(Data shown Opens)

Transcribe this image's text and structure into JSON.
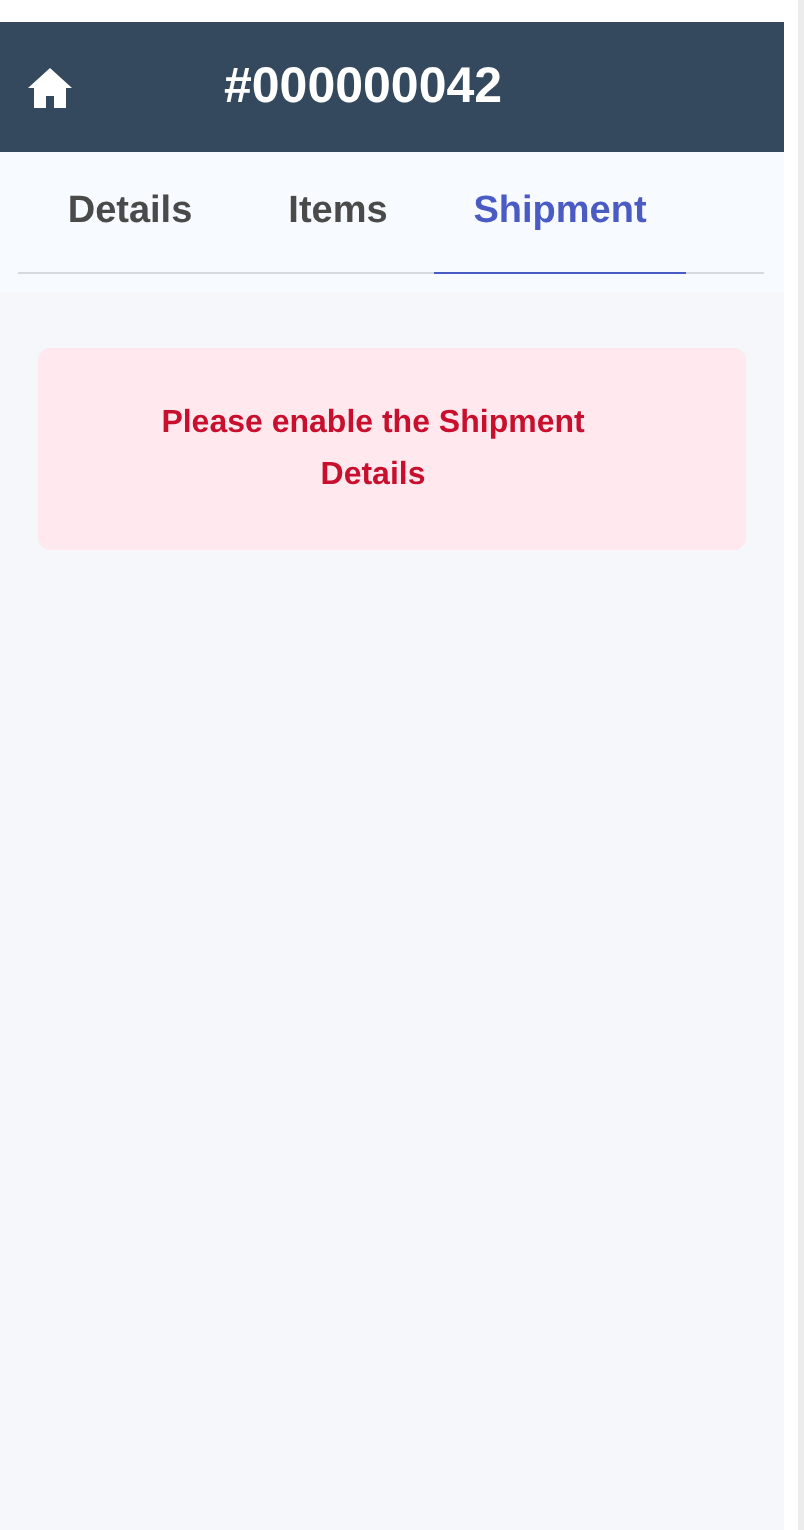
{
  "header": {
    "title": "#000000042"
  },
  "tabs": [
    {
      "label": "Details",
      "selected": false
    },
    {
      "label": "Items",
      "selected": false
    },
    {
      "label": "Shipment",
      "selected": true
    }
  ],
  "alert": {
    "message": "Please enable the Shipment Details"
  }
}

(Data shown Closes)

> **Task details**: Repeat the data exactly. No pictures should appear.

> **Task output**:
Transcribe this image's text and structure into JSON.
{
  "header": {
    "title": "#000000042"
  },
  "tabs": [
    {
      "label": "Details",
      "selected": false
    },
    {
      "label": "Items",
      "selected": false
    },
    {
      "label": "Shipment",
      "selected": true
    }
  ],
  "alert": {
    "message": "Please enable the Shipment Details"
  }
}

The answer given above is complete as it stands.